(Your goal): Restate all of the data below word for word.

Recorded information section start

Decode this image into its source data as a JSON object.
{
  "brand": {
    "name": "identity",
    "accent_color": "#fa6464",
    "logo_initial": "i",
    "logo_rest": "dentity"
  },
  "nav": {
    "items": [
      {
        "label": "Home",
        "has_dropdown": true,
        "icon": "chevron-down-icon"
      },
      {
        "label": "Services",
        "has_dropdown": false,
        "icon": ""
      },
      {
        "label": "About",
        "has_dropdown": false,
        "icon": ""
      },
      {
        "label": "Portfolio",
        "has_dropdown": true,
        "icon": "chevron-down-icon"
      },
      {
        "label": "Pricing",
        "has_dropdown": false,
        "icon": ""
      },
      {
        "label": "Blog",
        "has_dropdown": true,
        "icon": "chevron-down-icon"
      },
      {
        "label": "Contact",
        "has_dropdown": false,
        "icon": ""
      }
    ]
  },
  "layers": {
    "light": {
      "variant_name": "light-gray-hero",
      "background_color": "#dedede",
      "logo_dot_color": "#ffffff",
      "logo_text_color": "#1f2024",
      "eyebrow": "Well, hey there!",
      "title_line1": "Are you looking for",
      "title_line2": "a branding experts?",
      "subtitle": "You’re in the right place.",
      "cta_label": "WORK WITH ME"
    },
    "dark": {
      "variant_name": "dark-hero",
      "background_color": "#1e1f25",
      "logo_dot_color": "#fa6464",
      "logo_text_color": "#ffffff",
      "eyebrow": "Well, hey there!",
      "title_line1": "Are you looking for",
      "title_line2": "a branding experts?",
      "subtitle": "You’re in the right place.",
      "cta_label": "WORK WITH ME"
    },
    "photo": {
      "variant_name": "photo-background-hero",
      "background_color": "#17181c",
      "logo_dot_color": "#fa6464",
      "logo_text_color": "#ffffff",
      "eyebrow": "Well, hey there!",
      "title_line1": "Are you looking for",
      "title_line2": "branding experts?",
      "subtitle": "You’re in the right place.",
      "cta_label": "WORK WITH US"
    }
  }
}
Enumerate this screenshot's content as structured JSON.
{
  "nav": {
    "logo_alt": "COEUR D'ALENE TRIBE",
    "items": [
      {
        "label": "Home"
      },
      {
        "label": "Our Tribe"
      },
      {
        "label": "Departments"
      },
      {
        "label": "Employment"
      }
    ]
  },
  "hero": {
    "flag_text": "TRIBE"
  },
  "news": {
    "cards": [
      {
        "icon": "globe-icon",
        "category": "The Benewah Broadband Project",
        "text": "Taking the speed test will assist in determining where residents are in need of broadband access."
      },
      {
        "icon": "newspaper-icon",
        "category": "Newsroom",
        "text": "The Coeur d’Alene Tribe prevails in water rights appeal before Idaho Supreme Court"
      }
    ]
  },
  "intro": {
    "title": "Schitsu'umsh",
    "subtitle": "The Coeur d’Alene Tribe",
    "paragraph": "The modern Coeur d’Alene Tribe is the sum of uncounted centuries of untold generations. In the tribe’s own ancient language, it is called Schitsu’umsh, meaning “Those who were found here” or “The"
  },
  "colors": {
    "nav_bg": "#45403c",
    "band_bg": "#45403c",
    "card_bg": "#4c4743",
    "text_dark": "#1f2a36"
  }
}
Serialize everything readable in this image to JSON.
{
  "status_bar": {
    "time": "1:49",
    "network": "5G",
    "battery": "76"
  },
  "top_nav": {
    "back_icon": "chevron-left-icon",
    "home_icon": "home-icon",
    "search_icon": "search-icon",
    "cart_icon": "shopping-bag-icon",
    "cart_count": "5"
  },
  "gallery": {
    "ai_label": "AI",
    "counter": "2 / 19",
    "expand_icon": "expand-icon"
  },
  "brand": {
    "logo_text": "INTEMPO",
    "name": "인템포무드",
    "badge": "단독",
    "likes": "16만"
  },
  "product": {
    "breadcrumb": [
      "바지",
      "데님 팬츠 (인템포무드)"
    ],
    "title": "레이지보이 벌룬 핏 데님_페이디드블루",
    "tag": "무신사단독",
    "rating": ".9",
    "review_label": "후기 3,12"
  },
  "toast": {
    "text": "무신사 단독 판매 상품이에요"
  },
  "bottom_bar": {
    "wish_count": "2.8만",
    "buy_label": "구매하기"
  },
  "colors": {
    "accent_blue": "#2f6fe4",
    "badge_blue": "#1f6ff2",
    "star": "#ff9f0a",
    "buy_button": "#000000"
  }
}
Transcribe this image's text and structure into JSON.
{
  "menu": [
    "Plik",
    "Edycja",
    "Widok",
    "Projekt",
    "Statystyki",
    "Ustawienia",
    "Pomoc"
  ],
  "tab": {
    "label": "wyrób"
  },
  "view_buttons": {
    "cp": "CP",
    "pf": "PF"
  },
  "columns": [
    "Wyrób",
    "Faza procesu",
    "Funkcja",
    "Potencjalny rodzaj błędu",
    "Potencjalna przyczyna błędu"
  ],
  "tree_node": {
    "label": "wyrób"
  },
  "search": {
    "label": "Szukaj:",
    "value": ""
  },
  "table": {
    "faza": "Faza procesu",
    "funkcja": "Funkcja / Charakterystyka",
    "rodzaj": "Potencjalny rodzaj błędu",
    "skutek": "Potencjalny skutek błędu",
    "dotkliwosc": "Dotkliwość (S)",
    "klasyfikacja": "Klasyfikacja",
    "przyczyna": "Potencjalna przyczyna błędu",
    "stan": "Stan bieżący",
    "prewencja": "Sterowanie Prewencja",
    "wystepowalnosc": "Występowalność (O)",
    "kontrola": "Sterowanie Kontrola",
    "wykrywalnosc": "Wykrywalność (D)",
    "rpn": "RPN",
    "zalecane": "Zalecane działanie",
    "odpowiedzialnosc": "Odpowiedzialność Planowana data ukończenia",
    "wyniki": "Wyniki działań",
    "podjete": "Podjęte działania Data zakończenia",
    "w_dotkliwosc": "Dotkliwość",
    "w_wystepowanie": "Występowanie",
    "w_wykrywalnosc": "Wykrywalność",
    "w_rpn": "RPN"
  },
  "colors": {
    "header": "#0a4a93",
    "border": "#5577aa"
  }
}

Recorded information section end

(Expected answer):
Decode this image into its source data as a JSON object.
{
  "brand": {
    "name": "identity",
    "accent_color": "#fa6464",
    "logo_initial": "i",
    "logo_rest": "dentity"
  },
  "nav": {
    "items": [
      {
        "label": "Home",
        "has_dropdown": true,
        "icon": "chevron-down-icon"
      },
      {
        "label": "Services",
        "has_dropdown": false,
        "icon": ""
      },
      {
        "label": "About",
        "has_dropdown": false,
        "icon": ""
      },
      {
        "label": "Portfolio",
        "has_dropdown": true,
        "icon": "chevron-down-icon"
      },
      {
        "label": "Pricing",
        "has_dropdown": false,
        "icon": ""
      },
      {
        "label": "Blog",
        "has_dropdown": true,
        "icon": "chevron-down-icon"
      },
      {
        "label": "Contact",
        "has_dropdown": false,
        "icon": ""
      }
    ]
  },
  "layers": {
    "light": {
      "variant_name": "light-gray-hero",
      "background_color": "#dedede",
      "logo_dot_color": "#ffffff",
      "logo_text_color": "#1f2024",
      "eyebrow": "Well, hey there!",
      "title_line1": "Are you looking for",
      "title_line2": "a branding experts?",
      "subtitle": "You’re in the right place.",
      "cta_label": "WORK WITH ME"
    },
    "dark": {
      "variant_name": "dark-hero",
      "background_color": "#1e1f25",
      "logo_dot_color": "#fa6464",
      "logo_text_color": "#ffffff",
      "eyebrow": "Well, hey there!",
      "title_line1": "Are you looking for",
      "title_line2": "a branding experts?",
      "subtitle": "You’re in the right place.",
      "cta_label": "WORK WITH ME"
    },
    "photo": {
      "variant_name": "photo-background-hero",
      "background_color": "#17181c",
      "logo_dot_color": "#fa6464",
      "logo_text_color": "#ffffff",
      "eyebrow": "Well, hey there!",
      "title_line1": "Are you looking for",
      "title_line2": "branding experts?",
      "subtitle": "You’re in the right place.",
      "cta_label": "WORK WITH US"
    }
  }
}
Enumerate this screenshot's content as structured JSON.
{
  "nav": {
    "logo_alt": "COEUR D'ALENE TRIBE",
    "items": [
      {
        "label": "Home"
      },
      {
        "label": "Our Tribe"
      },
      {
        "label": "Departments"
      },
      {
        "label": "Employment"
      }
    ]
  },
  "hero": {
    "flag_text": "TRIBE"
  },
  "news": {
    "cards": [
      {
        "icon": "globe-icon",
        "category": "The Benewah Broadband Project",
        "text": "Taking the speed test will assist in determining where residents are in need of broadband access."
      },
      {
        "icon": "newspaper-icon",
        "category": "Newsroom",
        "text": "The Coeur d’Alene Tribe prevails in water rights appeal before Idaho Supreme Court"
      }
    ]
  },
  "intro": {
    "title": "Schitsu'umsh",
    "subtitle": "The Coeur d’Alene Tribe",
    "paragraph": "The modern Coeur d’Alene Tribe is the sum of uncounted centuries of untold generations. In the tribe’s own ancient language, it is called Schitsu’umsh, meaning “Those who were found here” or “The"
  },
  "colors": {
    "nav_bg": "#45403c",
    "band_bg": "#45403c",
    "card_bg": "#4c4743",
    "text_dark": "#1f2a36"
  }
}
Serialize everything readable in this image to JSON.
{
  "status_bar": {
    "time": "1:49",
    "network": "5G",
    "battery": "76"
  },
  "top_nav": {
    "back_icon": "chevron-left-icon",
    "home_icon": "home-icon",
    "search_icon": "search-icon",
    "cart_icon": "shopping-bag-icon",
    "cart_count": "5"
  },
  "gallery": {
    "ai_label": "AI",
    "counter": "2 / 19",
    "expand_icon": "expand-icon"
  },
  "brand": {
    "logo_text": "INTEMPO",
    "name": "인템포무드",
    "badge": "단독",
    "likes": "16만"
  },
  "product": {
    "breadcrumb": [
      "바지",
      "데님 팬츠 (인템포무드)"
    ],
    "title": "레이지보이 벌룬 핏 데님_페이디드블루",
    "tag": "무신사단독",
    "rating": ".9",
    "review_label": "후기 3,12"
  },
  "toast": {
    "text": "무신사 단독 판매 상품이에요"
  },
  "bottom_bar": {
    "wish_count": "2.8만",
    "buy_label": "구매하기"
  },
  "colors": {
    "accent_blue": "#2f6fe4",
    "badge_blue": "#1f6ff2",
    "star": "#ff9f0a",
    "buy_button": "#000000"
  }
}
Transcribe this image's text and structure into JSON.
{
  "menu": [
    "Plik",
    "Edycja",
    "Widok",
    "Projekt",
    "Statystyki",
    "Ustawienia",
    "Pomoc"
  ],
  "tab": {
    "label": "wyrób"
  },
  "view_buttons": {
    "cp": "CP",
    "pf": "PF"
  },
  "columns": [
    "Wyrób",
    "Faza procesu",
    "Funkcja",
    "Potencjalny rodzaj błędu",
    "Potencjalna przyczyna błędu"
  ],
  "tree_node": {
    "label": "wyrób"
  },
  "search": {
    "label": "Szukaj:",
    "value": ""
  },
  "table": {
    "faza": "Faza procesu",
    "funkcja": "Funkcja / Charakterystyka",
    "rodzaj": "Potencjalny rodzaj błędu",
    "skutek": "Potencjalny skutek błędu",
    "dotkliwosc": "Dotkliwość (S)",
    "klasyfikacja": "Klasyfikacja",
    "przyczyna": "Potencjalna przyczyna błędu",
    "stan": "Stan bieżący",
    "prewencja": "Sterowanie Prewencja",
    "wystepowalnosc": "Występowalność (O)",
    "kontrola": "Sterowanie Kontrola",
    "wykrywalnosc": "Wykrywalność (D)",
    "rpn": "RPN",
    "zalecane": "Zalecane działanie",
    "odpowiedzialnosc": "Odpowiedzialność Planowana data ukończenia",
    "wyniki": "Wyniki działań",
    "podjete": "Podjęte działania Data zakończenia",
    "w_dotkliwosc": "Dotkliwość",
    "w_wystepowanie": "Występowanie",
    "w_wykrywalnosc": "Wykrywalność",
    "w_rpn": "RPN"
  },
  "colors": {
    "header": "#0a4a93",
    "border": "#5577aa"
  }
}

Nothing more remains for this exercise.